We like adding just a spot to mashed potato (although our children object if we add too much) and it melts inside baked potatoes wonderfully too.
If you’re feeling more ambitious, try adding it to a caramelised onion tart – a combination we first came across at the Roth Bar & Grill.
With a young Renegade Monk, Heritage Wines recommend Chapel Down’s 2015 Chardonnay.
As they say, “Our English wine of choice to pair with Renegade Monk is Chapel Down’s 2015 Chardonnay. Before bottling, the wine was matured on lees for an extended period of time resulting in delicate buttery characters, which will match those of the cheese. With England’s trademark high acidity, Chapel Down Chardonnay helps to cleanse and refresh the palate after each mouthful. This wine has the ability to age, during which time it will continue to develop complexity in the bottle. If you can find yourself an old vintage of Chapel Down Chardonnay, we recommend enjoying with an older Renegade Monk too.”
Renegade Monk also works equally well with noble rot wines, such as Sauternes, Barsac or Monbazillac – or even a Hungarian Tokaji.
And, of course, as an ale-washed cheese, it’s worth trying with a pint of your favourite ale or bitter – but please no continental lagers!
We’d love to know how you have used Renegade Monk. Please do tell us. We’ll put our favourites up on the website – with a full credit!
Winner – Best Food Producer – WDP Food & Farming Awards
Gold / Finalist – Taste of the West Awards
Silver – Best Washed-Rind Cheese – British Cheese Awards
Silver – Best Washed-Rind Cheese – Artisan Cheese Awards
Two Stars – Great Taste Awards
Runner up – Best New Cheese Producer – Great British Cheese Awards
Shortlisted – Great British Food Awards
Gold – Best Artisan Soft Cheese – Global Cheese Awards
Silver – Best Washed-Rind Cheese – World Cheese Awards
Runner up – Best Soft Cheese – Great British Cheese Awards
The cost of fitting out our New Cheese Factory was part-funded by a grant awarded by the European Union (EU) as part of the European Agricultural Fund for Rural Development (EAFRD). The grant application process was administered by Heart of Wessex, part of the Rural Development Programme for England (RDPE) 2014-2020 Funding Programme supported by the Department for Environment, Food and Rural Affairs (Defra)/Rural Payments Agency (RPA) through the European Union’s LEADER Programme.

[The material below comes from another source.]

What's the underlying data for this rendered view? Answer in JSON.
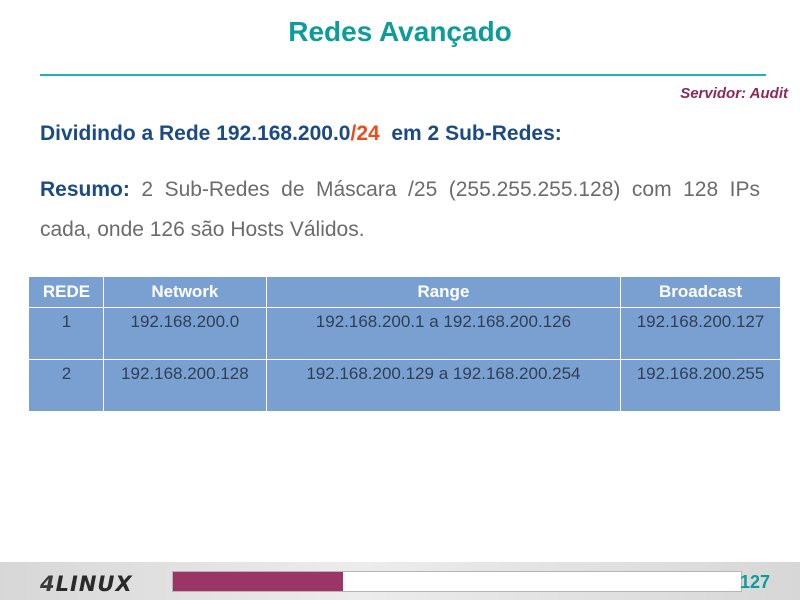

We are hugely grateful for the EU’s financial support and for the expert and patient advice of the Heart of Wessex team. Without nailing our Brexit colours to the mast too obviously, we are saddened that after everything it has done for South Somerset, the LEADER programme is now closed for applications.